Dr Kim: The cats at the Purrfection cat café are from various places, pet rescue websites, a couple are from Animal Welfare League (AWL) and three are from a friend in Mudgee, NSW who trains cats for TV. We decided to have six but we ended up with eight cats who regularly ‘work’ in the Café.
We got Ralph the Ragdoll because his 94 year owner went into a retirement home. He is high maintenance but most Ragdolls are. We got Sasha from a pet rescue website. She had been fostered by a man who didn’t know much about cats. Her fur was in poor condition and she had lots of fleas. Patch has Feline Aids so he has to be kept indoors. Boyo was found in a building site, we tried to contact the owner through his microchip details but the owner never answered back. Fifi was rescued from being potentially drowned by a neighbour in Mudgee. Ben is 12 year old with arthritis. He was the face of Friskies when he was young. Smoky is a very pleasant 9 year old who had spent a few years in shelters. Snowy was being fostered by AWL and she joined the café after looking after several sets of kittens. Madge is a recent addition also from AWL. Madge is cheerful but we won’t let her out in the café until she gets used to the smell of the other cats.
They all get on well in the cat café environment. The secret is to have a cat that is to be calm and happy around people, and not worried about other cats. We have a strict routine so they know what’s happening on a day to day basis.
If you are thinking of getting a cat, I recommend adult cats because what you see is what you get. Cat Vet Dr Kim Kendall
Kittens, while more malleable, are also much busier, and can default to a feral temperament (there is a genetic component to cat ‘purr-sonalities’) or can be accidently trained to be vicious, especially if kept without a feline companion in a unit. Also, adults already know about litter trays and scratching posts!
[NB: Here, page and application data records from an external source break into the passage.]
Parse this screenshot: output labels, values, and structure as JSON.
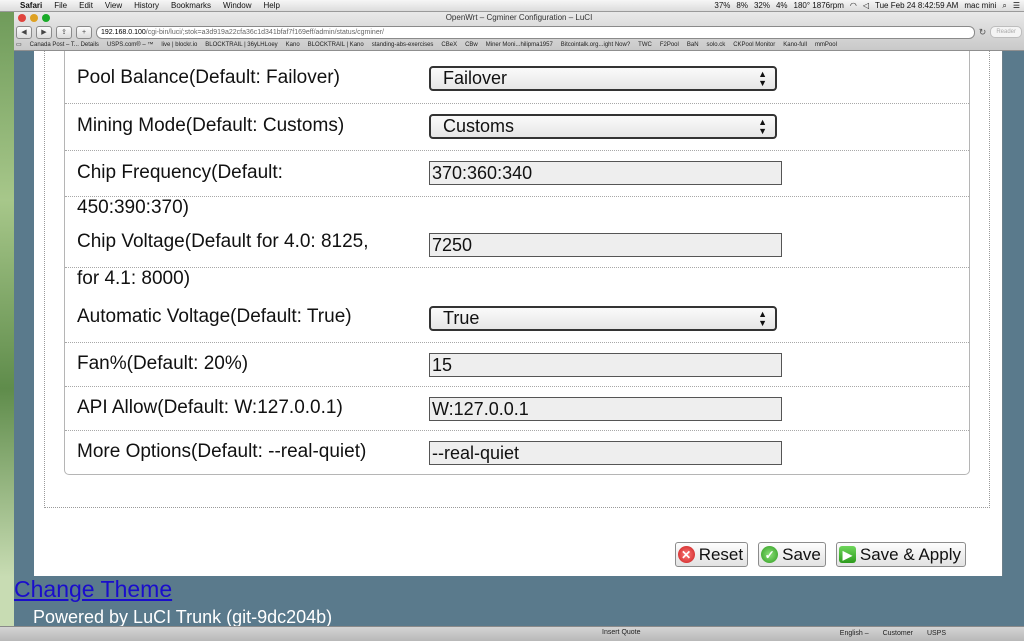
{
  "menubar": {
    "app": "Safari",
    "items": [
      "File",
      "Edit",
      "View",
      "History",
      "Bookmarks",
      "Window",
      "Help"
    ],
    "status": [
      "37%",
      "8%",
      "32%",
      "4%",
      "180° 1876rpm"
    ],
    "clock": "Tue Feb 24  8:42:59 AM",
    "user": "mac mini"
  },
  "browser": {
    "window_title": "OpenWrt – Cgminer Configuration – LuCI",
    "url_host": "192.168.0.100",
    "url_path": "/cgi-bin/luci/;stok=a3d919a22cfa36c1d341bfaf7f169eff/admin/status/cgminer/",
    "reader": "Reader",
    "bookmarks": [
      "Canada Post – T... Details",
      "USPS.com® – ™",
      "live | blockr.io",
      "BLOCKTRAIL | 36yLHLoey",
      "Kano",
      "BLOCKTRAIL | Kano",
      "standing-abs-exercises",
      "CBeX",
      "CBw",
      "Miner Moni...hilipma1957",
      "Bitcointalk.org...ight Now?",
      "TWC",
      "F2Pool",
      "BaN",
      "solo.ck",
      "CKPool Monitor",
      "Kano-full",
      "mmPool"
    ]
  },
  "form": {
    "pool_balance": {
      "label": "Pool Balance(Default: Failover)",
      "value": "Failover"
    },
    "mining_mode": {
      "label": "Mining Mode(Default: Customs)",
      "value": "Customs"
    },
    "chip_frequency": {
      "label": "Chip Frequency(Default: 450:390:370)",
      "value": "370:360:340"
    },
    "chip_voltage": {
      "label": "Chip Voltage(Default for 4.0: 8125, for 4.1: 8000)",
      "value": "7250"
    },
    "auto_voltage": {
      "label": "Automatic Voltage(Default: True)",
      "value": "True"
    },
    "fan": {
      "label": "Fan%(Default: 20%)",
      "value": "15"
    },
    "api_allow": {
      "label": "API Allow(Default: W:127.0.0.1)",
      "value": "W:127.0.0.1"
    },
    "more_options": {
      "label": "More Options(Default: --real-quiet)",
      "value": "--real-quiet"
    }
  },
  "buttons": {
    "reset": "Reset",
    "save": "Save",
    "save_apply": "Save & Apply"
  },
  "footer": {
    "change_theme": "Change Theme",
    "powered_by": "Powered by LuCI Trunk (git-9dc204b)"
  },
  "statusbar": {
    "insert_quote": "Insert Quote",
    "english": "English –",
    "customer": "Customer",
    "usps": "USPS"
  }
}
Who’s the boss? The saying goes ‘Dogs have masters and cats have staff’, is this true? Who’s the boss in the Purrfection cat café?
Dr Kim: Cats were once worshipped as gods and cats have never forgotten that! That is pretty much their attitude. Cats only have enough brain power to understand that they are centre of the universe, like toddlers. What that means is that cats think that everybody else knows what they are thinking. If they think people are worthwhile enough, they will manipulate them to get what they want. Cats have the reputation of being aloof but there are selfless cats. There are stories where cats have helped saved human lives. I know of a young cat that woke up his owners when they were asleep upstairs, while downstairs house was on fire. The cat went into the baby’s room, sat there and cried so the firemen could find the baby. Unbelievable!
So, who’s the boss at the cat café, it would have to be Sasha. Known as ‘The Princess’, she sits around and supervises everybody. She doesn’t get ruffled by stuff and she whinges to get what she wants. There is no hierarchy but Sasha is the one we attend to first, just because of the noise!
Who’s the boss? What is your tip for multi-cat households?
Dr Kim: It is optimal to have two kittens and a scratching post and they will do very well. They will provide enough psycho-social stimulation for each other. Problems occur when people get one cat then another cat then another cat and so forth. The cats tend not to be related and different ages, which leads to disruption.
I define multi-cat households as three or more cats and this is when you start to get inter-cat problems. Cats that were once friendly with each other can fall out. In a household with three or more cats, often one or two cats will not like each other.
My big tip for multi-cat household is that each cat has its own resting place, toilet and food so they are not competing for resources. Cat Vet Dr Kim Kendall
Create get away zones for the cats. I recommend getting Jackson Galaxy’s book Catification. His concept is to create different routes to access different resources so one cat can take the high route and the other the low route. Then they don’t have to interact with each other and therefore minimise stress and potential behavioural problems.
My final tip is if you have behavioural problem in your multi-cat household, don’t hope it will go away, it will get worse. Deal with it early!